Collected data entries
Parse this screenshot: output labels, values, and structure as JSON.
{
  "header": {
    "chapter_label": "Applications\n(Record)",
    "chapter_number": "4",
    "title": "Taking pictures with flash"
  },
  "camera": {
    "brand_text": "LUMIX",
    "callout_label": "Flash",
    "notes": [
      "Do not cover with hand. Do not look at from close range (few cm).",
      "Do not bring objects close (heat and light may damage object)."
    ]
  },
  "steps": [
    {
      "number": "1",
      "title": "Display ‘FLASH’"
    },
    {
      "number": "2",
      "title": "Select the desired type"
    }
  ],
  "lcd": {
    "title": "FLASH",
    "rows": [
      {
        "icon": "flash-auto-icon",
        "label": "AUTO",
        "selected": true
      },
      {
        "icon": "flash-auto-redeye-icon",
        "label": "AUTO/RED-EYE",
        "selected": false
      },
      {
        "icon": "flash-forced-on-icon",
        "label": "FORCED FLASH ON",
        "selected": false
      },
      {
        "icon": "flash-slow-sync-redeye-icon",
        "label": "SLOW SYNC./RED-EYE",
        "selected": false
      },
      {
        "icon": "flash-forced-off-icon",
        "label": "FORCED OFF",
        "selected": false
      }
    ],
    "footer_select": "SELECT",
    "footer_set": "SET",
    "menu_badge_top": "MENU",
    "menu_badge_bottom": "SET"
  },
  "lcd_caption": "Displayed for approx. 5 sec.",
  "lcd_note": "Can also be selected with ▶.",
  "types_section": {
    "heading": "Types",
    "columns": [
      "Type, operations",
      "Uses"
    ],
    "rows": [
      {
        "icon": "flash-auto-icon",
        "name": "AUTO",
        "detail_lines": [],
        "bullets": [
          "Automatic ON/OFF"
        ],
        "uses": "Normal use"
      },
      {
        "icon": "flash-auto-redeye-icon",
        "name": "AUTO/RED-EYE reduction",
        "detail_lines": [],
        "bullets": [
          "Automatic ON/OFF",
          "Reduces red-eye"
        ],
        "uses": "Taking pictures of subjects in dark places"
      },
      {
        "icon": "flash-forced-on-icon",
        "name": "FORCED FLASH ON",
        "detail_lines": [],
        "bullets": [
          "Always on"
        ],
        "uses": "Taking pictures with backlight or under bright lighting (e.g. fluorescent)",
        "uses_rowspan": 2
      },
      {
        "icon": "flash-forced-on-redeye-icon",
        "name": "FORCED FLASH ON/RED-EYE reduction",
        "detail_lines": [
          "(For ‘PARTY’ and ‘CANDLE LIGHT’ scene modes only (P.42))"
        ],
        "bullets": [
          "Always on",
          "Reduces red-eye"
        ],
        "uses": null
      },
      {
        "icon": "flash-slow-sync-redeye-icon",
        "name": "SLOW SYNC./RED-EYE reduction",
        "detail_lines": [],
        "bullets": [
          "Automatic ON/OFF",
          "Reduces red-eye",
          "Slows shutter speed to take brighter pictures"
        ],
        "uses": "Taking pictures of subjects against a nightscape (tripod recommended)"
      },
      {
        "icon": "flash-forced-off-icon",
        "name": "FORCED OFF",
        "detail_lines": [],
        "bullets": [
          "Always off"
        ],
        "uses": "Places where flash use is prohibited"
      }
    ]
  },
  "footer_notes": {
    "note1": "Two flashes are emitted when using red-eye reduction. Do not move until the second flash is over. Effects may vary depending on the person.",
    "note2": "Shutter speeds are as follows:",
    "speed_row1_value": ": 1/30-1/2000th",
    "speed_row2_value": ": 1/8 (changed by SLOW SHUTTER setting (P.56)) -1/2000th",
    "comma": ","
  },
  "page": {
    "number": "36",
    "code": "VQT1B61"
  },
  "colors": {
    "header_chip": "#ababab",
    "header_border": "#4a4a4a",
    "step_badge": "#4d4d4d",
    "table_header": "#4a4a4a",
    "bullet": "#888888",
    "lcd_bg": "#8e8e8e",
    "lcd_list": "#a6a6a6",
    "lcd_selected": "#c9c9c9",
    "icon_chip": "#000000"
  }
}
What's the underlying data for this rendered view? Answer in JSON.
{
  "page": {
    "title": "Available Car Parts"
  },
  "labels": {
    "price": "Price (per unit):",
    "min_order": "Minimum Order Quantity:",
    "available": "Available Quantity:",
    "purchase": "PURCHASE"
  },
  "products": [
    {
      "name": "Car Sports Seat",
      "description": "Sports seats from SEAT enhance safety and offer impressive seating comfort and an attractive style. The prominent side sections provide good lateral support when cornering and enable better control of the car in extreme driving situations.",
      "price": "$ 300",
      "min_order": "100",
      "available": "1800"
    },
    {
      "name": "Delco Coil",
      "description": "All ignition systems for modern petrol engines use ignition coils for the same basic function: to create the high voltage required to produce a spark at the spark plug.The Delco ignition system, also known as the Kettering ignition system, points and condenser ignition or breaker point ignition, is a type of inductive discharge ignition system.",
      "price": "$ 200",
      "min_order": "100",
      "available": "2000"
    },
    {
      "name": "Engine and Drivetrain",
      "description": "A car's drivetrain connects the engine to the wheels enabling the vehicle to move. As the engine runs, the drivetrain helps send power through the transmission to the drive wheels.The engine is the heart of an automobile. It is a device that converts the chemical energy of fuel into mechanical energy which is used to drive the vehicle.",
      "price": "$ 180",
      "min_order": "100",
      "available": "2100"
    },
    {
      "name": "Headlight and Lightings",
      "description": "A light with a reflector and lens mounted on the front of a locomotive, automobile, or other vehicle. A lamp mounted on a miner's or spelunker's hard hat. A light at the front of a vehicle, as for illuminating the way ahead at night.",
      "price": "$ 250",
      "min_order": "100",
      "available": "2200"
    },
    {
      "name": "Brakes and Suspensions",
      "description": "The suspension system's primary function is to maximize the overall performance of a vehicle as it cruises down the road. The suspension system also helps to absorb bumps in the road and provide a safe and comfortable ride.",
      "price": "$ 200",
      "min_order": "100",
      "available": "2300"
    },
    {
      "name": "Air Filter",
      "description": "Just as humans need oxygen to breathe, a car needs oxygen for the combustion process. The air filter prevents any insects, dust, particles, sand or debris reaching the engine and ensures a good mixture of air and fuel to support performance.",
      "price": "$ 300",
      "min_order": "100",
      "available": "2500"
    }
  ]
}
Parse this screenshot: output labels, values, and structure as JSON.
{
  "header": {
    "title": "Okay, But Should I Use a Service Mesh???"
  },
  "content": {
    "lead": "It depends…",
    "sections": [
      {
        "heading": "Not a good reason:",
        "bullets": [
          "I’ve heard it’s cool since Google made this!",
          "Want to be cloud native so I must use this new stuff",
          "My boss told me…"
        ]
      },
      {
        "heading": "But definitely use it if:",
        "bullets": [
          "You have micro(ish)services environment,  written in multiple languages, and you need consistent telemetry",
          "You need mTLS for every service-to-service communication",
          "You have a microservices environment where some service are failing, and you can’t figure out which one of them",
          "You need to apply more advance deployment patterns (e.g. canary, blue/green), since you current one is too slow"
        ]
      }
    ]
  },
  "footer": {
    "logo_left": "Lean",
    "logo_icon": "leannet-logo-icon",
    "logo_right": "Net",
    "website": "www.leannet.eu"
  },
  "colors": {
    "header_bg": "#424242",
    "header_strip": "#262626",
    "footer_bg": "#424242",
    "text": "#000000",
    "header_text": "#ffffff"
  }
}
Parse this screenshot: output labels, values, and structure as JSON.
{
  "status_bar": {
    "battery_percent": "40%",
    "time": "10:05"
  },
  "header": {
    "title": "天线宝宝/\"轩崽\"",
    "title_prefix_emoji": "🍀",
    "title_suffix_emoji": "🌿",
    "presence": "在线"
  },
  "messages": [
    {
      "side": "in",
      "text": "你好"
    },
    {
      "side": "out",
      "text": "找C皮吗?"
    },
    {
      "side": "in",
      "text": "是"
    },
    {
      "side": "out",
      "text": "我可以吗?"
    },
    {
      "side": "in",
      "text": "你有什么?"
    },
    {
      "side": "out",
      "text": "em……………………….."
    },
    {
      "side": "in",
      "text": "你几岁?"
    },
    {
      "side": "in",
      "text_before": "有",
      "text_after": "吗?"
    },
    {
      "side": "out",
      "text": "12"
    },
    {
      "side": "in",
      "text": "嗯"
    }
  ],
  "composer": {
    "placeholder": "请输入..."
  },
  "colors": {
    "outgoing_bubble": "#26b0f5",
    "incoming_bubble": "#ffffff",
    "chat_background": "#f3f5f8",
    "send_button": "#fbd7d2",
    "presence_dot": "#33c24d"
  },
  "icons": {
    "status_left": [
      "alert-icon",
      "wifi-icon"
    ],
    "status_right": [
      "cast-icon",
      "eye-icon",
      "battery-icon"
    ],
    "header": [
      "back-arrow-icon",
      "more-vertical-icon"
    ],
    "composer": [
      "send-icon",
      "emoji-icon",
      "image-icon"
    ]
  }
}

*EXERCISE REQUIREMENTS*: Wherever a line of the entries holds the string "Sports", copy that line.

*WRITTEN SOLUTION*:
      "name": "Car Sports Seat",
      "description": "Sports seats from SEAT enhance safety and offer impressive seating comfort and an attractive style. The prominent side sections provide good lateral support when cornering and enable better control of the car in extreme driving situations.",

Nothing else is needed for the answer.